**DATA SUPPLIED:**
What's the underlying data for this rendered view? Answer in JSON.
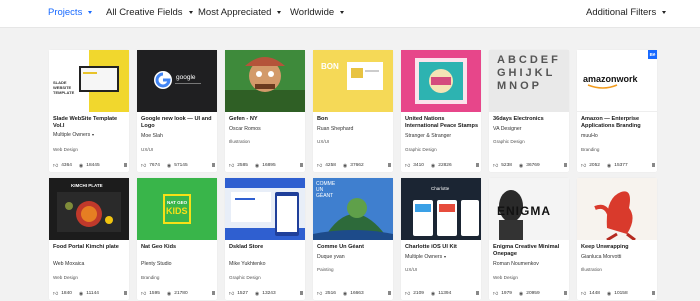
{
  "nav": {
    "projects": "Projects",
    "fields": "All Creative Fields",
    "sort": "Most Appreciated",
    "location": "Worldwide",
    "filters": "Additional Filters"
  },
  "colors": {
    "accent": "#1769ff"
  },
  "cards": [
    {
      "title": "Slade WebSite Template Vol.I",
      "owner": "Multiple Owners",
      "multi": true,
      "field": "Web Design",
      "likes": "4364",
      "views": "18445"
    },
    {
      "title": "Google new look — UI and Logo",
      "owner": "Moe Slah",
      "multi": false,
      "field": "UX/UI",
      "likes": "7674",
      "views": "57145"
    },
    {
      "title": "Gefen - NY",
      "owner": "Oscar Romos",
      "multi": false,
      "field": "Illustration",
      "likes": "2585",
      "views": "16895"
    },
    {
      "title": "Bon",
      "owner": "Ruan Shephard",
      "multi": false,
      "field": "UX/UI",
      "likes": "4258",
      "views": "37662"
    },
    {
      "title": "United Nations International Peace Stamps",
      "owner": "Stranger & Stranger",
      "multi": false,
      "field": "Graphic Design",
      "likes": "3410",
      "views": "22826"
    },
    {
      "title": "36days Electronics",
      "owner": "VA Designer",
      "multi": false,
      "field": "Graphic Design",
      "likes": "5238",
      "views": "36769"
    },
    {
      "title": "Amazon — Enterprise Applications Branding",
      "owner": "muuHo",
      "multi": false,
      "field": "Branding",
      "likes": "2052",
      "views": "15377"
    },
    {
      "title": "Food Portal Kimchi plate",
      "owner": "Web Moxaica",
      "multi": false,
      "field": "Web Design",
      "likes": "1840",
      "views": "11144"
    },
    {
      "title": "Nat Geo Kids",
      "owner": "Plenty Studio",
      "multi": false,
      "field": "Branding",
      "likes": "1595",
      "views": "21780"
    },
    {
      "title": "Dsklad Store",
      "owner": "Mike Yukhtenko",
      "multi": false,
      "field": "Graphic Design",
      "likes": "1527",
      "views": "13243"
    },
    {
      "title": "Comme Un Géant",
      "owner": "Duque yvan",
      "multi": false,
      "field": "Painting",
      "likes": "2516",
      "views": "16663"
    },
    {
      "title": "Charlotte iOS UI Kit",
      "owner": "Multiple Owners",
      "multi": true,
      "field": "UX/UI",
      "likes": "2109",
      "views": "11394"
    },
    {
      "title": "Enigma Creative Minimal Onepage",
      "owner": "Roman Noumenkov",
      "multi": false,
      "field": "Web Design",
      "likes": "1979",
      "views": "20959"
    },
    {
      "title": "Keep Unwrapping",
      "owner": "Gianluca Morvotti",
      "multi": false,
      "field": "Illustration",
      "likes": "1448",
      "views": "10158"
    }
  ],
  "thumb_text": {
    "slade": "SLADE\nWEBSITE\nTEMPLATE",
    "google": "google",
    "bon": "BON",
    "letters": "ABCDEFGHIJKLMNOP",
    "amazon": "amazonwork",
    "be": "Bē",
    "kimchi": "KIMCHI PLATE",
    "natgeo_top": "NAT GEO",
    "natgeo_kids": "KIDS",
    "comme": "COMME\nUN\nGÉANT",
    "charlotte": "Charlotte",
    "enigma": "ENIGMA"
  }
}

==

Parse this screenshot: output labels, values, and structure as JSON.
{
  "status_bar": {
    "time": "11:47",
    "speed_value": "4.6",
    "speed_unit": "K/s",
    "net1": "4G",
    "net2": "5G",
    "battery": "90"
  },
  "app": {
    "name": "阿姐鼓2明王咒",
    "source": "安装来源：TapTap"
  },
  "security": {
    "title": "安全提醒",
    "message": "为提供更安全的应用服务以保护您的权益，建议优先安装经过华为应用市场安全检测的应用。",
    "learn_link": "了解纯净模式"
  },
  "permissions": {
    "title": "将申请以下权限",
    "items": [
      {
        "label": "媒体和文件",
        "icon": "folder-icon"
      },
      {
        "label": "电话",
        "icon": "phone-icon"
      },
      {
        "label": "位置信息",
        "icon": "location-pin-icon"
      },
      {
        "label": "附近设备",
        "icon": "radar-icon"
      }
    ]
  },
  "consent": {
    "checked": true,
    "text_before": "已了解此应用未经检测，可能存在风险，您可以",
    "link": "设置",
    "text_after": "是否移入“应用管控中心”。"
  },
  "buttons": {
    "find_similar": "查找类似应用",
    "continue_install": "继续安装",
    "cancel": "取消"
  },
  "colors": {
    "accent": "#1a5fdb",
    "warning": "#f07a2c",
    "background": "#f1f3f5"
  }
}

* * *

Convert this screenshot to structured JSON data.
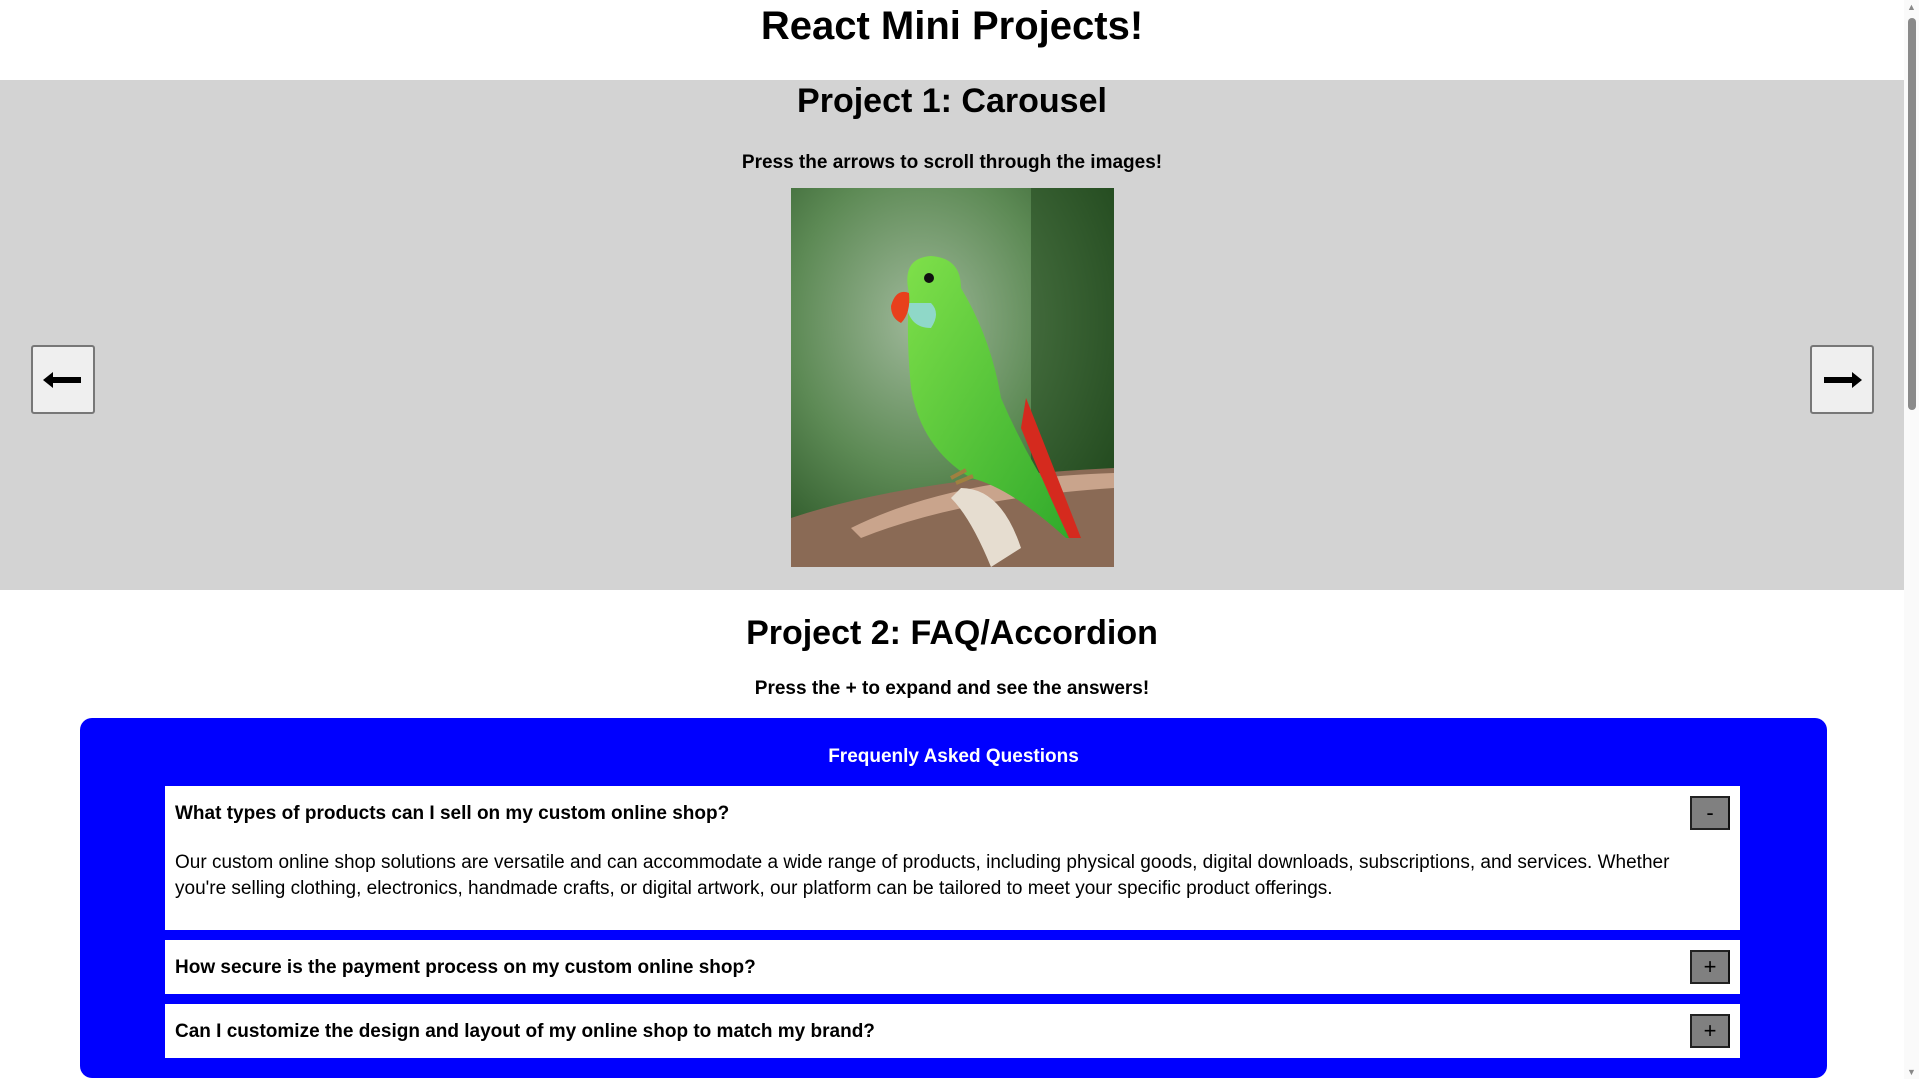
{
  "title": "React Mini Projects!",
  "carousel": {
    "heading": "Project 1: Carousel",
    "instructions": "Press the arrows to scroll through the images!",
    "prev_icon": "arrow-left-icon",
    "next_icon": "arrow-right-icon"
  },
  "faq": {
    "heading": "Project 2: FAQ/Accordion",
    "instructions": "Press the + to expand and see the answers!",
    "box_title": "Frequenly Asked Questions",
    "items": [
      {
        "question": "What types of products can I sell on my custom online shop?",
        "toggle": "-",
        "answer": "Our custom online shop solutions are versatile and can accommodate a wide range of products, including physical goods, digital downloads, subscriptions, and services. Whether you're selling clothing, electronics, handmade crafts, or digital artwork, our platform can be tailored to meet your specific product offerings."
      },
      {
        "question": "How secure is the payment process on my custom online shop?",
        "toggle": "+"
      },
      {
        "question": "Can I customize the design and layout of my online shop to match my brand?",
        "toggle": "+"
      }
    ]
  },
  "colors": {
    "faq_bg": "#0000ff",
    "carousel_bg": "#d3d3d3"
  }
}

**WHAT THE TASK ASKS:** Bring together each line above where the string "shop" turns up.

**ANSWER TO THIS PROBLEM:**
        "question": "What types of products can I sell on my custom online shop?",
        "answer": "Our custom online shop solutions are versatile and can accommodate a wide range of products, including physical goods, digital downloads, subscriptions, and services. Whether you're selling clothing, electronics, handmade crafts, or digital artwork, our platform can be tailored to meet your specific product offerings."
        "question": "How secure is the payment process on my custom online shop?",
        "question": "Can I customize the design and layout of my online shop to match my brand?",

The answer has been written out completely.